• Exercise directions
Go through the entries, filter for the word "icon", and copy every line that has it.

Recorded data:
>>>>>

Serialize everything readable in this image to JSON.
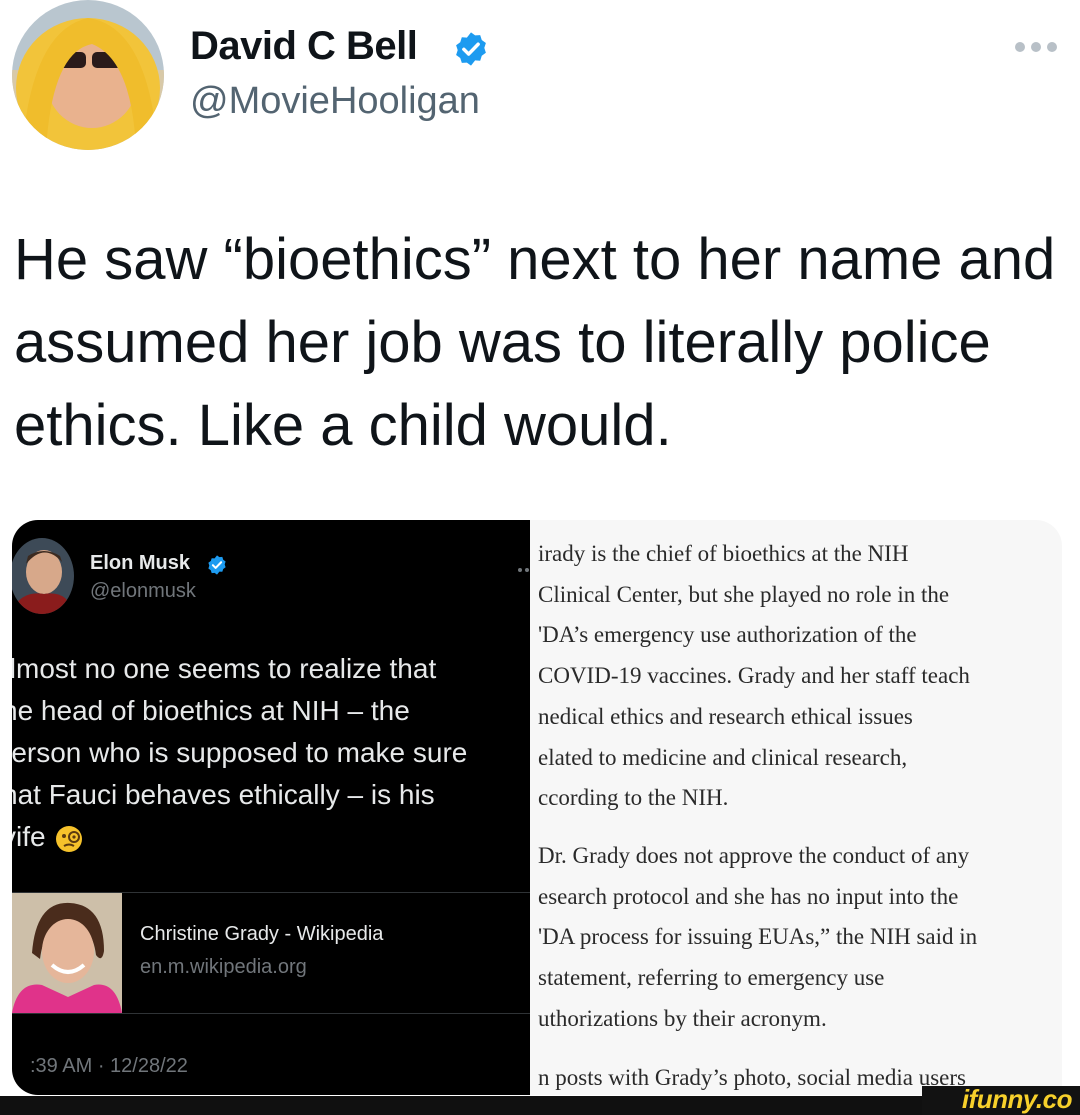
{
  "tweet": {
    "display_name": "David C Bell",
    "handle": "@MovieHooligan",
    "text": "He saw “bioethics” next to her name and assumed her job was to literally police ethics. Like a child would.",
    "more_icon": "more-horizontal-icon",
    "verified_icon": "verified-badge-icon"
  },
  "embedded_tweet": {
    "display_name": "Elon Musk",
    "handle": "@elonmusk",
    "text_lines": [
      "\\lmost no one seems to realize that",
      "he head of bioethics at NIH – the",
      ")erson who is supposed to make sure",
      "hat Fauci behaves ethically – is his",
      "vife"
    ],
    "emoji": "face-with-monocle-icon",
    "link_card": {
      "title": "Christine Grady - Wikipedia",
      "domain": "en.m.wikipedia.org"
    },
    "timestamp": ":39 AM · 12/28/22"
  },
  "article": {
    "paragraphs": [
      [
        "irady is the chief of bioethics at the NIH",
        "Clinical Center, but she played no role in the",
        "'DA’s emergency use authorization of the",
        "COVID-19 vaccines. Grady and her staff teach",
        "nedical ethics and research ethical issues",
        "elated to medicine and clinical research,",
        "ccording to the NIH."
      ],
      [
        "Dr. Grady does not approve the conduct of any",
        "esearch protocol and she has no input into the",
        "'DA process for issuing EUAs,” the NIH said in",
        " statement, referring to emergency use",
        "uthorizations by their acronym."
      ],
      [
        "n posts with Grady’s photo, social media users"
      ]
    ]
  },
  "watermark": "ifunny.co",
  "colors": {
    "verified": "#1d9bf0",
    "dark_bg": "#000000",
    "watermark": "#f7d02b"
  }
}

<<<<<

• Exercise response
    "more_icon": "more-horizontal-icon",
    "verified_icon": "verified-badge-icon"
    "emoji": "face-with-monocle-icon",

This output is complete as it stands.